START Raw data

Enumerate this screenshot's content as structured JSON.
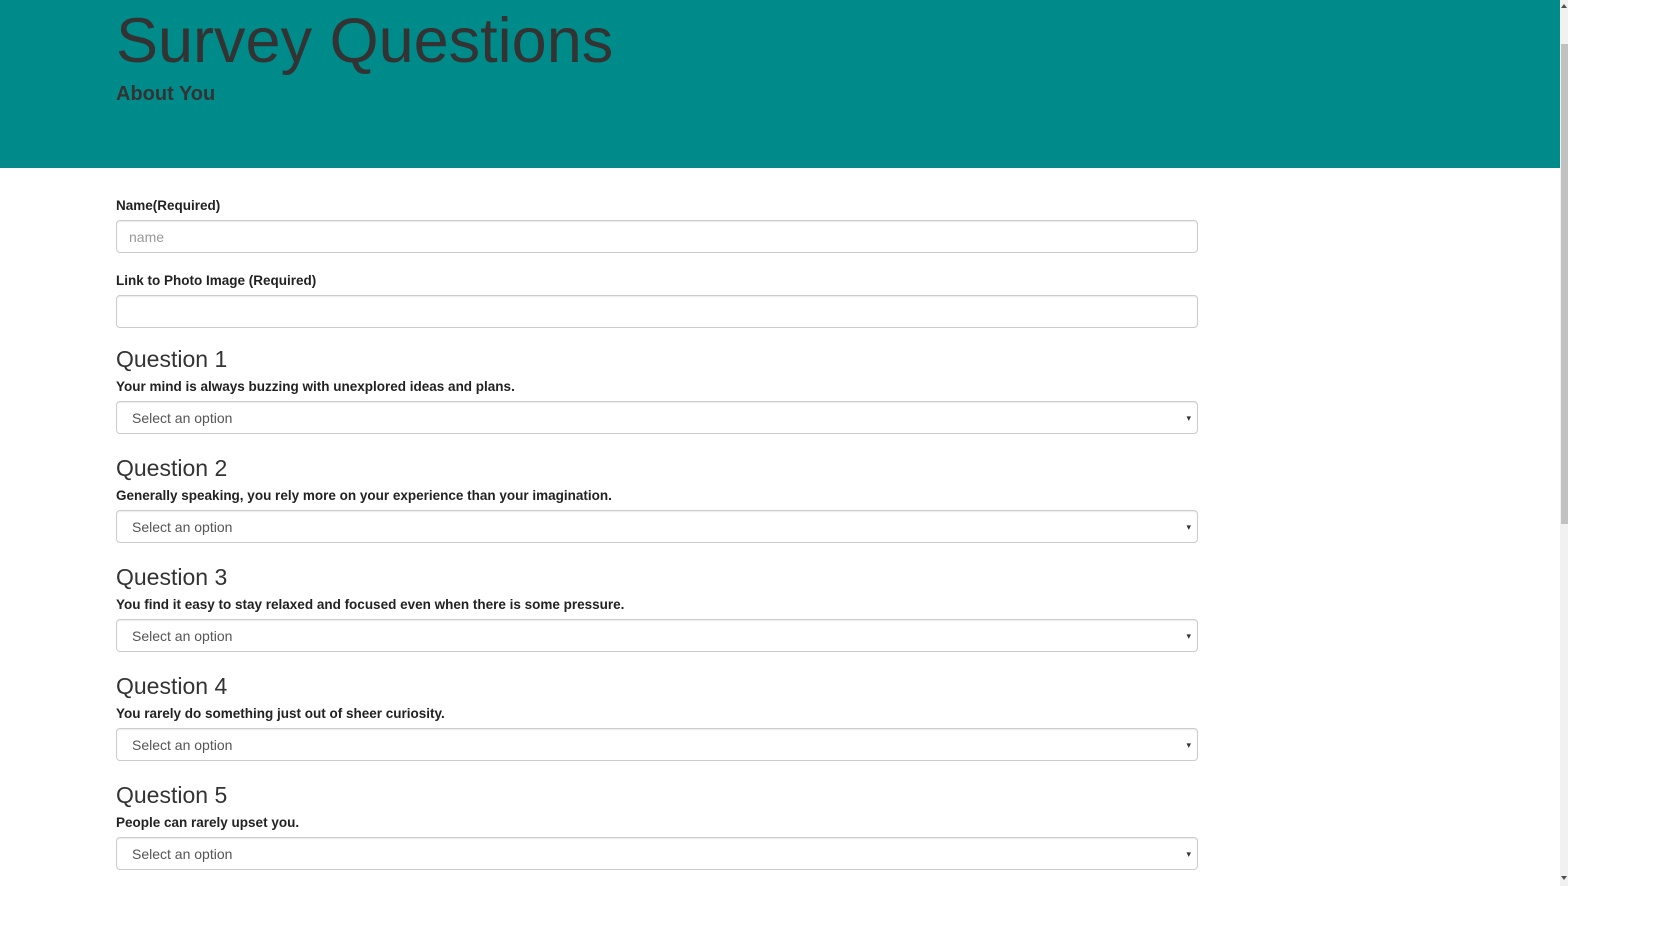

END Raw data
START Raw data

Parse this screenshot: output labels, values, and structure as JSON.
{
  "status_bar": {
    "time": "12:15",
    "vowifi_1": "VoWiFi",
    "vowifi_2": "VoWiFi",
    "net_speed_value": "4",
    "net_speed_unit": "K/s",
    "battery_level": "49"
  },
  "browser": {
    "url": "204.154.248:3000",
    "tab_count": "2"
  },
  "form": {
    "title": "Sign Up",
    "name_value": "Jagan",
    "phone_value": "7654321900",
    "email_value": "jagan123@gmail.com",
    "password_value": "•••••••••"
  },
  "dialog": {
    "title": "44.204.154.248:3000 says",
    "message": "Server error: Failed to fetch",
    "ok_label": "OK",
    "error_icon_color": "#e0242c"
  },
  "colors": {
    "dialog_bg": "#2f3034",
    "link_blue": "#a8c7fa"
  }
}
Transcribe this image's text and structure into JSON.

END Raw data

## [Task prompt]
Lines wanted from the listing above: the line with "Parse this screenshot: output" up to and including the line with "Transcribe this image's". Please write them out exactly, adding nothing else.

## [Written solution]
Parse this screenshot: output labels, values, and structure as JSON.
{
  "status_bar": {
    "time": "12:15",
    "vowifi_1": "VoWiFi",
    "vowifi_2": "VoWiFi",
    "net_speed_value": "4",
    "net_speed_unit": "K/s",
    "battery_level": "49"
  },
  "browser": {
    "url": "204.154.248:3000",
    "tab_count": "2"
  },
  "form": {
    "title": "Sign Up",
    "name_value": "Jagan",
    "phone_value": "7654321900",
    "email_value": "jagan123@gmail.com",
    "password_value": "•••••••••"
  },
  "dialog": {
    "title": "44.204.154.248:3000 says",
    "message": "Server error: Failed to fetch",
    "ok_label": "OK",
    "error_icon_color": "#e0242c"
  },
  "colors": {
    "dialog_bg": "#2f3034",
    "link_blue": "#a8c7fa"
  }
}
Transcribe this image's text and structure into JSON.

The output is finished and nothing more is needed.